#### Source records
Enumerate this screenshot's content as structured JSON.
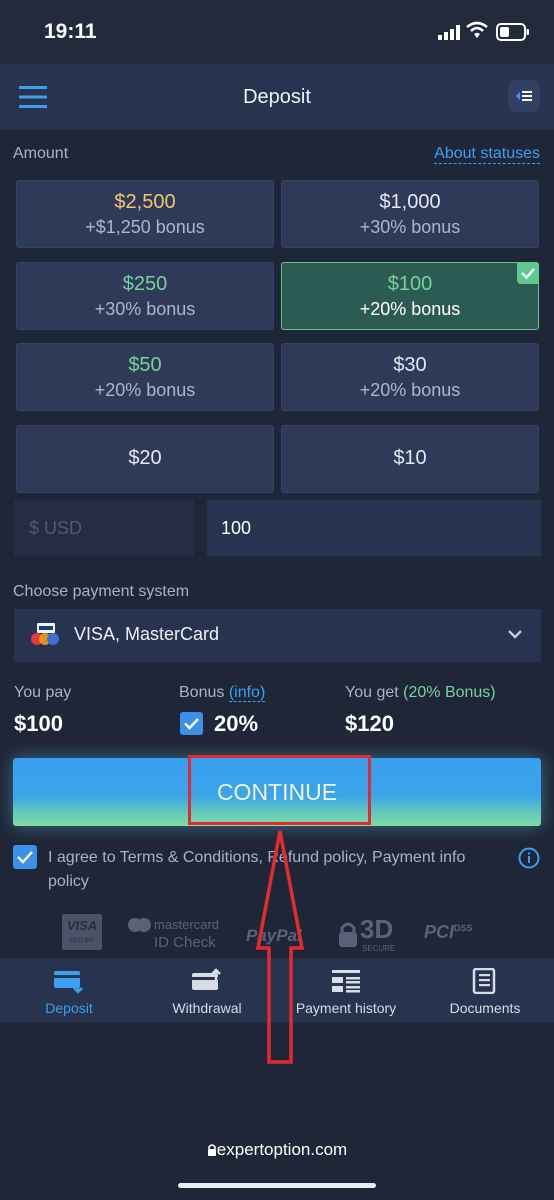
{
  "status_bar": {
    "time": "19:11"
  },
  "header": {
    "title": "Deposit"
  },
  "amount": {
    "label": "Amount",
    "about_link": "About statuses",
    "options": [
      {
        "value": "$2,500",
        "bonus": "+$1,250 bonus",
        "color": "#f3c869"
      },
      {
        "value": "$1,000",
        "bonus": "+30% bonus",
        "color": "#e3e8f2"
      },
      {
        "value": "$250",
        "bonus": "+30% bonus",
        "color": "#74d39b"
      },
      {
        "value": "$100",
        "bonus": "+20% bonus",
        "color": "#74d39b",
        "selected": true
      },
      {
        "value": "$50",
        "bonus": "+20% bonus",
        "color": "#74d39b"
      },
      {
        "value": "$30",
        "bonus": "+20% bonus",
        "color": "#e3e8f2"
      },
      {
        "value": "$20",
        "bonus": ""
      },
      {
        "value": "$10",
        "bonus": ""
      }
    ],
    "currency_placeholder": "$ USD",
    "input_value": "100"
  },
  "payment": {
    "label": "Choose payment system",
    "selected": "VISA, MasterCard",
    "icon": "card-brands-icon"
  },
  "summary": {
    "you_pay_label": "You pay",
    "you_pay": "$100",
    "bonus_label": "Bonus",
    "bonus_info": "(info)",
    "bonus_value": "20%",
    "bonus_checked": true,
    "you_get_label": "You get",
    "you_get_tag": "(20% Bonus)",
    "you_get": "$120"
  },
  "continue_label": "CONTINUE",
  "agreement": {
    "checked": true,
    "text": "I agree to Terms & Conditions, Refund policy, Payment info policy"
  },
  "trust_logos": {
    "visa": "VISA",
    "visa_sub": "SECURE",
    "mastercard_1": "mastercard",
    "mastercard_2": "ID Check",
    "paypal": "PayPal",
    "threed": "3D",
    "threed_sub": "SECURE",
    "pci": "PCI",
    "pci_sup": "DSS"
  },
  "bottom_nav": [
    {
      "label": "Deposit",
      "active": true
    },
    {
      "label": "Withdrawal"
    },
    {
      "label": "Payment history"
    },
    {
      "label": "Documents"
    }
  ],
  "browser": {
    "url": "expertoption.com"
  },
  "colors": {
    "accent": "#3aa0f0",
    "selected_tile": "#2c5b54",
    "highlight_red": "#e22b2f",
    "bonus_green": "#74d39b"
  }
}
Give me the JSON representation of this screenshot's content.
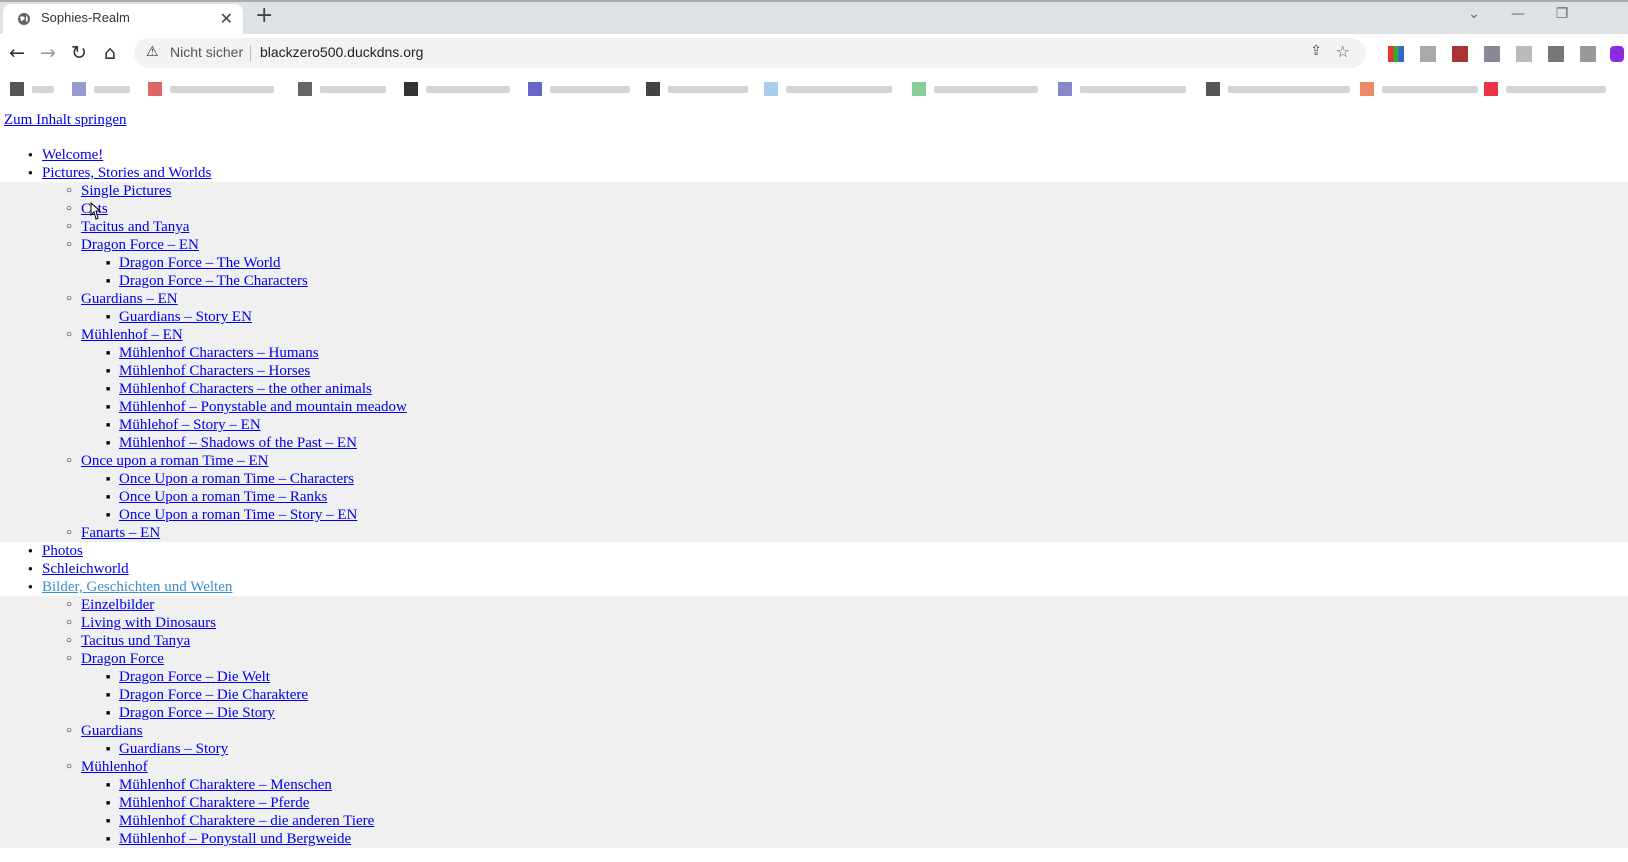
{
  "browser": {
    "tab_title": "Sophies-Realm",
    "tab_close": "✕",
    "new_tab": "+",
    "window_controls": [
      "⌄",
      "—",
      "❐"
    ],
    "security_label": "Nicht sicher",
    "warning_icon": "⚠",
    "url": "blackzero500.duckdns.org",
    "nav": {
      "back": "←",
      "forward": "→",
      "reload": "↻",
      "home": "⌂"
    },
    "share_icon": "⇪",
    "star_icon": "☆"
  },
  "page": {
    "skip_link": "Zum Inhalt springen",
    "menu_en": [
      {
        "label": "Welcome!"
      },
      {
        "label": "Pictures, Stories and Worlds",
        "children": [
          {
            "label": "Single Pictures"
          },
          {
            "label": "Cats"
          },
          {
            "label": "Tacitus and Tanya"
          },
          {
            "label": "Dragon Force – EN",
            "children": [
              {
                "label": "Dragon Force – The World"
              },
              {
                "label": "Dragon Force – The Characters"
              }
            ]
          },
          {
            "label": "Guardians – EN",
            "children": [
              {
                "label": "Guardians – Story EN"
              }
            ]
          },
          {
            "label": "Mühlenhof – EN",
            "children": [
              {
                "label": "Mühlenhof Characters – Humans"
              },
              {
                "label": "Mühlenhof Characters – Horses"
              },
              {
                "label": "Mühlenhof Characters – the other animals"
              },
              {
                "label": "Mühlenhof – Ponystable and mountain meadow"
              },
              {
                "label": "Mühlehof – Story – EN"
              },
              {
                "label": "Mühlenhof – Shadows of the Past – EN"
              }
            ]
          },
          {
            "label": "Once upon a roman Time – EN",
            "children": [
              {
                "label": "Once Upon a roman Time – Characters"
              },
              {
                "label": "Once Upon a roman Time – Ranks"
              },
              {
                "label": "Once Upon a roman Time – Story – EN"
              }
            ]
          },
          {
            "label": "Fanarts – EN"
          }
        ]
      },
      {
        "label": "Photos"
      },
      {
        "label": "Schleichworld"
      }
    ],
    "menu_de": [
      {
        "label": "Bilder, Geschichten und Welten",
        "children": [
          {
            "label": "Einzelbilder"
          },
          {
            "label": "Living with Dinosaurs"
          },
          {
            "label": "Tacitus und Tanya"
          },
          {
            "label": "Dragon Force",
            "children": [
              {
                "label": "Dragon Force – Die Welt"
              },
              {
                "label": "Dragon Force – Die Charaktere"
              },
              {
                "label": "Dragon Force – Die Story"
              }
            ]
          },
          {
            "label": "Guardians",
            "children": [
              {
                "label": "Guardians – Story"
              }
            ]
          },
          {
            "label": "Mühlenhof",
            "children": [
              {
                "label": "Mühlenhof Charaktere – Menschen"
              },
              {
                "label": "Mühlenhof Charaktere – Pferde"
              },
              {
                "label": "Mühlenhof Charaktere – die anderen Tiere"
              },
              {
                "label": "Mühlenhof – Ponystall und Bergweide"
              }
            ]
          }
        ]
      }
    ]
  },
  "colors": {
    "link": "#0000ee",
    "hover_link": "#3a8fd0",
    "submenu_bg": "#f0f0f0"
  }
}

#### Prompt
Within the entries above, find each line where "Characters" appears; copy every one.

#### Problem solution
                "label": "Dragon Force – The Characters"
                "label": "Mühlenhof Characters – Humans"
                "label": "Mühlenhof Characters – Horses"
                "label": "Mühlenhof Characters – the other animals"
                "label": "Once Upon a roman Time – Characters"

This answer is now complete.